In its last three games of the regular season, BU killed just 69.2 percent of its penalties (compared to 80.0 percent on the season). In its first postseason game, it kept Merrimack to just three shots on its first five chances. The Warriors broke through with four shots on their last power play of the game, but sophomore goalie Kieran Millan made several timely stops to preserve the 3-2 win.
“We did a great job early on killing their power plays,” BU coach Jack Parker said. “They really put some pressure on us their last couple. I thought we dodged a couple bullets — either Kieran came up with a big save or they shot it wide.”
The key to stopping the Merrimack power play was taking away Stephane Da Costa. The freshman from Paris ranked third in the country and second in Hockey East with 1.42 points per game coming in.
“All week we’ve been working hard on taking away their power play,” said sophomore defenseman David Warsofsky. “They like to find Da Costa a lot, so we recognized where he was on the ice and tried to take him away as best we could. They have a great power play, but tonight I think our penalty kill was a little bit better.”

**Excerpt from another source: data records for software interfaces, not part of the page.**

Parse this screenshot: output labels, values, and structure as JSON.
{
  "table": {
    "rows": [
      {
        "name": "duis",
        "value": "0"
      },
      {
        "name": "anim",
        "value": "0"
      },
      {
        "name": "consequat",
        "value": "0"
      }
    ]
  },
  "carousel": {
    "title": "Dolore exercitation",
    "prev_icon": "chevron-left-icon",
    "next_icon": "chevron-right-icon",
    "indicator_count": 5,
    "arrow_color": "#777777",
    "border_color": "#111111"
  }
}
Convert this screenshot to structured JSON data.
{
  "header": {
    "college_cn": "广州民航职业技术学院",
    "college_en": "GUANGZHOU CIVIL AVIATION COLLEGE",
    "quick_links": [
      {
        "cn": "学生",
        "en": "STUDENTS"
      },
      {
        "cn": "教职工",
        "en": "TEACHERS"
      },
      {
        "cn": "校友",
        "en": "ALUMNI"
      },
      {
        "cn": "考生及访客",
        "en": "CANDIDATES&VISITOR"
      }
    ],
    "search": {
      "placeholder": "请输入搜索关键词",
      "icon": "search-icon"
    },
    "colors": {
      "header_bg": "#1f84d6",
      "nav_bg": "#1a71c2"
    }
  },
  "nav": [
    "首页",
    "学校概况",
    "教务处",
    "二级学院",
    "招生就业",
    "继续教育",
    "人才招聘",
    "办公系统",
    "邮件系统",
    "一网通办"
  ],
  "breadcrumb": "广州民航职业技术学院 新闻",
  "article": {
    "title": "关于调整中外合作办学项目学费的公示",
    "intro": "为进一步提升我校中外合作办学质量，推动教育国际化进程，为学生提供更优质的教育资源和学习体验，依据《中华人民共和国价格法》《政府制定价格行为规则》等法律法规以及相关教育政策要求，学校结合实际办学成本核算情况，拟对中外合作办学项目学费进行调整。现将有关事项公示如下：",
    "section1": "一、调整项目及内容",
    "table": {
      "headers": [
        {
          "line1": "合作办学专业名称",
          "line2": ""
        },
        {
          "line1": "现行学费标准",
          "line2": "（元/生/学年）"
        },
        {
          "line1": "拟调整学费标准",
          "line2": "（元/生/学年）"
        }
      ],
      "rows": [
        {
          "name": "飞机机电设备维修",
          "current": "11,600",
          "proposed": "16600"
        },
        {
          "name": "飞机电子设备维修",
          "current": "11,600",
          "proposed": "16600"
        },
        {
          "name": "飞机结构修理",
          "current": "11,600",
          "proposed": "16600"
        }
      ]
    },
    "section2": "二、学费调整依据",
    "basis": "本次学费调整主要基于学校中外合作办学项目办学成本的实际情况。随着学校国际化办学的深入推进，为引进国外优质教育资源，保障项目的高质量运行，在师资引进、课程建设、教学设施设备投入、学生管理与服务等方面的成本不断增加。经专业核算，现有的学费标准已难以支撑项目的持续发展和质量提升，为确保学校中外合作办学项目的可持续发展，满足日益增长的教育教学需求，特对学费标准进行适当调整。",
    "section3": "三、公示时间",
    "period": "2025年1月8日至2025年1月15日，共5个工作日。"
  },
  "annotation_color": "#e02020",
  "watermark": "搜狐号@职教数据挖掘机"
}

Still, it was Da Costa who had the best chance to tie the game on the Warriors’ final man advantage. After Terrier forward Vinny Saponari, who had two goals in the game, was sent off for a high stick with six minutes left in the game, Merrimack did a great job cycling the puck and finding shooting lanes.
After Millan had already made three saves on that kill, the puck found its way to Da Costa at the left faceoff dot — his home away from home on the power play. After a brief hesitation, he tried to snipe the top right corner with a slap shot, but Millan snagged it with a flashy glove save.
“He definitely wasn’t happy with their second goal,” Saponari said of his goalie. “To be able to come back like that mentally and make a huge glove save there at the end, that’s what we need him to do. That’s what he did for us last year. We’re pretty confident in him going through. He knows what’s at stake and he’s always played his best in big games.”
Throughout the game, the Warriors kept a forward hanging out at center ice while the Terriers had possession in the offensive zone. They were able to create a number of rushes using it, but ultimately BU was able to adjust and hold the strategy at bay. The Terriers still kept five men in the zone when they had possession, but then got back as quickly as possible as soon as Merrimack took over.
“I’ve seen two or three coaches that have really enjoyed using it a lot,” Parker said. “It’s 4-on-4 in their zone. And when you get possession, you can make it 5-on-4. We had a couple power plays going there for a while. But you better be careful, because if you let him go… In general, we did a pretty good job of coming in and then going back out again when we realized it was imminent danger.”
Warsofsky, for one, enjoyed having the extra space created by Merrimack only bringing four guys back.
“If you’re the guy in the zone, it’s pretty fun,” he said. “You kind of just go wherever you want. So, I definitely liked that a lot. You just have to be aware of where [the hanger] is on the ice.”